*Problem requirements*: Every line of the records below that holds the word "date" belongs in the answer.

▬▬▬▬▬▬

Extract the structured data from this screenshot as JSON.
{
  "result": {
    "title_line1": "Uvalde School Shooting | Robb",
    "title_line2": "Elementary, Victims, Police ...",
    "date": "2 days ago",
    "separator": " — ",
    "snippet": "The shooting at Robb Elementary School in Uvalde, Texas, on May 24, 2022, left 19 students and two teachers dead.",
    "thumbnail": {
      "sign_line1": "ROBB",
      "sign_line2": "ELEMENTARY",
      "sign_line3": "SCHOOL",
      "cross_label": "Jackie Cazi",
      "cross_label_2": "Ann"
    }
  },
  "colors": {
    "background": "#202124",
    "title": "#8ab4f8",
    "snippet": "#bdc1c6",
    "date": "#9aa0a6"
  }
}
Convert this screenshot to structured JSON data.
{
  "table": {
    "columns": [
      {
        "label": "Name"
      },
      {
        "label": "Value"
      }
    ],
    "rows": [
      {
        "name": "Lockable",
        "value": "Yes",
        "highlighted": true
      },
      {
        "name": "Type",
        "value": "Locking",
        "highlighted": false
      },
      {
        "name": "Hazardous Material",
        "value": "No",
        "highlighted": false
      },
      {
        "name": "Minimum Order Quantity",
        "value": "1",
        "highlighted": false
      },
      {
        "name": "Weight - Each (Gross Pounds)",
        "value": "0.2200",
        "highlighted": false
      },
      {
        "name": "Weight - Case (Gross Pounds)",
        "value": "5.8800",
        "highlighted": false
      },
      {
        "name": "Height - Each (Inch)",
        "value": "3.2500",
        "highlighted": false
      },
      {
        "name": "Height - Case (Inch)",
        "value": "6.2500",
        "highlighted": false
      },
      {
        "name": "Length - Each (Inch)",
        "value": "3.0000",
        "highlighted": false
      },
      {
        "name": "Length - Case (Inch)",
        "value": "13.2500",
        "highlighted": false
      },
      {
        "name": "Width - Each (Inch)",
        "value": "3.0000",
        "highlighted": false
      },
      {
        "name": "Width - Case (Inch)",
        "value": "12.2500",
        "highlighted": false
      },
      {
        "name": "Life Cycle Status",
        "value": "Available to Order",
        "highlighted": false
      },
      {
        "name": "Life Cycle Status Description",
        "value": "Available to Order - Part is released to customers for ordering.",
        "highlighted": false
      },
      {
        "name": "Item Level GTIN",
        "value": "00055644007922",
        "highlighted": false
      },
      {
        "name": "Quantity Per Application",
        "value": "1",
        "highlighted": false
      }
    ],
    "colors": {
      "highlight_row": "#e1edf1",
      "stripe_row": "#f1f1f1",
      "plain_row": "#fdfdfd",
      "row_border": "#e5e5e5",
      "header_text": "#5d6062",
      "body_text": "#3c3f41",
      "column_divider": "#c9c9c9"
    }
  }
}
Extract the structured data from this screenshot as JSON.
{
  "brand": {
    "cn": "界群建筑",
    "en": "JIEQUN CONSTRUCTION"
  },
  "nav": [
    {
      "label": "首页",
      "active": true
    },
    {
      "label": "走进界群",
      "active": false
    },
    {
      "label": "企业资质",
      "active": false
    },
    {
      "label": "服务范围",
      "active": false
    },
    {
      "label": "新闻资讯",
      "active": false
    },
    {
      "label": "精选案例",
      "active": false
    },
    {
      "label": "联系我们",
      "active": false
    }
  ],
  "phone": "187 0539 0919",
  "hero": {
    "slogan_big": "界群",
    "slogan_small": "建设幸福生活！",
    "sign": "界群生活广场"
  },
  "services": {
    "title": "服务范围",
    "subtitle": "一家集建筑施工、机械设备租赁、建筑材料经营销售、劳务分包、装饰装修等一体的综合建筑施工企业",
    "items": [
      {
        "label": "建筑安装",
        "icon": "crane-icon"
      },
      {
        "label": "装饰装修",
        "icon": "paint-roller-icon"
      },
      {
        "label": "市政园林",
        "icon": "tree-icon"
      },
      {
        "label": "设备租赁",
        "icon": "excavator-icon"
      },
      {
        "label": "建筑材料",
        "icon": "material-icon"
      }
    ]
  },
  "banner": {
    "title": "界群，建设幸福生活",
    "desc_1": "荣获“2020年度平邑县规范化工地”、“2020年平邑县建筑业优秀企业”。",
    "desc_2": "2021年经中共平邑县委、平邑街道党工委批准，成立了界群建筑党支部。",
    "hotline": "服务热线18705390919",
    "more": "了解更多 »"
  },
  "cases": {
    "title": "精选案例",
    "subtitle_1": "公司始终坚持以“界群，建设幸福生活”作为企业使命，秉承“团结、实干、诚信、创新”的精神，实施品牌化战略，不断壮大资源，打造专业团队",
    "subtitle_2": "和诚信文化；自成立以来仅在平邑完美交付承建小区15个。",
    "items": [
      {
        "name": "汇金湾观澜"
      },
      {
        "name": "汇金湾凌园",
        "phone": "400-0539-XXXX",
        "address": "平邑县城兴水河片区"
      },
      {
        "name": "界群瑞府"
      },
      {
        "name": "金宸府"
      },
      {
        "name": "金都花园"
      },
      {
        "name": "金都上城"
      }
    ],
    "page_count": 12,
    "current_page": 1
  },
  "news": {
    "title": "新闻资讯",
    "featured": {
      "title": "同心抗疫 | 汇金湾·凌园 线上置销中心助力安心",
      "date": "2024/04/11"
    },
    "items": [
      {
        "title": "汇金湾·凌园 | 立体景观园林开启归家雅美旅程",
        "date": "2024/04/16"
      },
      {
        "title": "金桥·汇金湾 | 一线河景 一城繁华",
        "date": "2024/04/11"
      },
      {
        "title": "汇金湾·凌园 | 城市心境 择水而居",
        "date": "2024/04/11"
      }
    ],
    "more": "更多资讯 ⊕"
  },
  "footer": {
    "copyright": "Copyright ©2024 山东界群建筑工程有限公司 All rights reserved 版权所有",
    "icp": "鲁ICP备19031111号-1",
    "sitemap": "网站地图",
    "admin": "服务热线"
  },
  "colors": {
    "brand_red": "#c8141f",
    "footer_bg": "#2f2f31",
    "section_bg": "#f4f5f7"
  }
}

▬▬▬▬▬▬

*Written response*:
    "date": "2 days ago",
    "date": "#9aa0a6"
      "date": "2024/04/11"
        "date": "2024/04/16"
        "date": "2024/04/11"
        "date": "2024/04/11"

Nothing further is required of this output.